▶ **WHAT TO PRODUCE**
Please copy every line with the string "qīng" from the entries below.

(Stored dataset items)
--------------------

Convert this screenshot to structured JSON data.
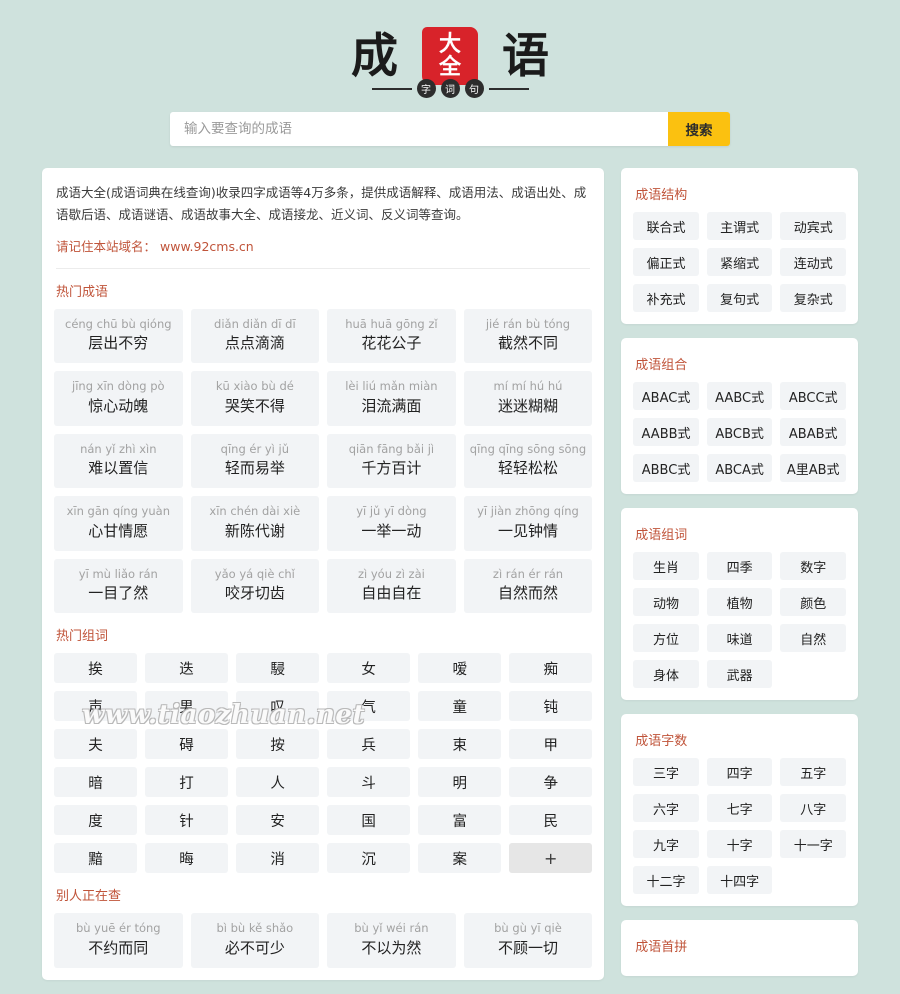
{
  "site": {
    "logo": {
      "left_char": "成",
      "right_char": "语",
      "seal_top": "大",
      "seal_bottom": "全",
      "sub_chars": [
        "字",
        "词",
        "句"
      ]
    }
  },
  "search": {
    "placeholder": "输入要查询的成语",
    "value": "",
    "button_label": "搜索"
  },
  "intro": {
    "text": "成语大全(成语词典在线查询)收录四字成语等4万多条，提供成语解释、成语用法、成语出处、成语歇后语、成语谜语、成语故事大全、成语接龙、近义词、反义词等查询。",
    "domain_prefix": "请记住本站域名：",
    "domain": "www.92cms.cn"
  },
  "watermark": "www.tiaozhuan.net",
  "sections": {
    "hot_idioms": {
      "title": "热门成语",
      "items": [
        {
          "pinyin": "céng chū bù qióng",
          "word": "层出不穷"
        },
        {
          "pinyin": "diǎn diǎn dī dī",
          "word": "点点滴滴"
        },
        {
          "pinyin": "huā huā gōng zǐ",
          "word": "花花公子"
        },
        {
          "pinyin": "jié rán bù tóng",
          "word": "截然不同"
        },
        {
          "pinyin": "jīng xīn dòng pò",
          "word": "惊心动魄"
        },
        {
          "pinyin": "kū xiào bù dé",
          "word": "哭笑不得"
        },
        {
          "pinyin": "lèi liú mǎn miàn",
          "word": "泪流满面"
        },
        {
          "pinyin": "mí mí hú hú",
          "word": "迷迷糊糊"
        },
        {
          "pinyin": "nán yǐ zhì xìn",
          "word": "难以置信"
        },
        {
          "pinyin": "qīng ér yì jǔ",
          "word": "轻而易举"
        },
        {
          "pinyin": "qiān fāng bǎi jì",
          "word": "千方百计"
        },
        {
          "pinyin": "qīng qīng sōng sōng",
          "word": "轻轻松松"
        },
        {
          "pinyin": "xīn gān qíng yuàn",
          "word": "心甘情愿"
        },
        {
          "pinyin": "xīn chén dài xiè",
          "word": "新陈代谢"
        },
        {
          "pinyin": "yī jǔ yī dòng",
          "word": "一举一动"
        },
        {
          "pinyin": "yī jiàn zhōng qíng",
          "word": "一见钟情"
        },
        {
          "pinyin": "yī mù liǎo rán",
          "word": "一目了然"
        },
        {
          "pinyin": "yǎo yá qiè chǐ",
          "word": "咬牙切齿"
        },
        {
          "pinyin": "zì yóu zì zài",
          "word": "自由自在"
        },
        {
          "pinyin": "zì rán ér rán",
          "word": "自然而然"
        }
      ]
    },
    "hot_words": {
      "title": "热门组词",
      "items": [
        "挨",
        "迭",
        "駸",
        "女",
        "嗳",
        "痴",
        "声",
        "男",
        "叹",
        "气",
        "童",
        "钝",
        "夫",
        "碍",
        "按",
        "兵",
        "束",
        "甲",
        "暗",
        "打",
        "人",
        "斗",
        "明",
        "争",
        "度",
        "针",
        "安",
        "国",
        "富",
        "民",
        "黯",
        "晦",
        "消",
        "沉",
        "案",
        "+"
      ],
      "more_label": "+"
    },
    "others_searching": {
      "title": "别人正在查",
      "items": [
        {
          "pinyin": "bù yuē ér tóng",
          "word": "不约而同"
        },
        {
          "pinyin": "bì bù kě shǎo",
          "word": "必不可少"
        },
        {
          "pinyin": "bù yǐ wéi rán",
          "word": "不以为然"
        },
        {
          "pinyin": "bù gù yī qiè",
          "word": "不顾一切"
        }
      ]
    }
  },
  "sidebar": {
    "structure": {
      "title": "成语结构",
      "items": [
        "联合式",
        "主谓式",
        "动宾式",
        "偏正式",
        "紧缩式",
        "连动式",
        "补充式",
        "复句式",
        "复杂式"
      ]
    },
    "combination": {
      "title": "成语组合",
      "items": [
        "ABAC式",
        "AABC式",
        "ABCC式",
        "AABB式",
        "ABCB式",
        "ABAB式",
        "ABBC式",
        "ABCA式",
        "A里AB式"
      ]
    },
    "wordgroup": {
      "title": "成语组词",
      "items": [
        "生肖",
        "四季",
        "数字",
        "动物",
        "植物",
        "颜色",
        "方位",
        "味道",
        "自然",
        "身体",
        "武器"
      ]
    },
    "charcount": {
      "title": "成语字数",
      "items": [
        "三字",
        "四字",
        "五字",
        "六字",
        "七字",
        "八字",
        "九字",
        "十字",
        "十一字",
        "十二字",
        "十四字"
      ]
    },
    "initials": {
      "title": "成语首拼"
    }
  },
  "colors": {
    "page_bg": "#cfe2dd",
    "heading": "#c0543a",
    "search_button": "#fbc110",
    "seal_red": "#d8232a",
    "tile_bg": "#f2f4f6"
  }
}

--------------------

▶ **ANSWER SECTION**
          "pinyin": "qīng ér yì jǔ",
          "pinyin": "qīng qīng sōng sōng",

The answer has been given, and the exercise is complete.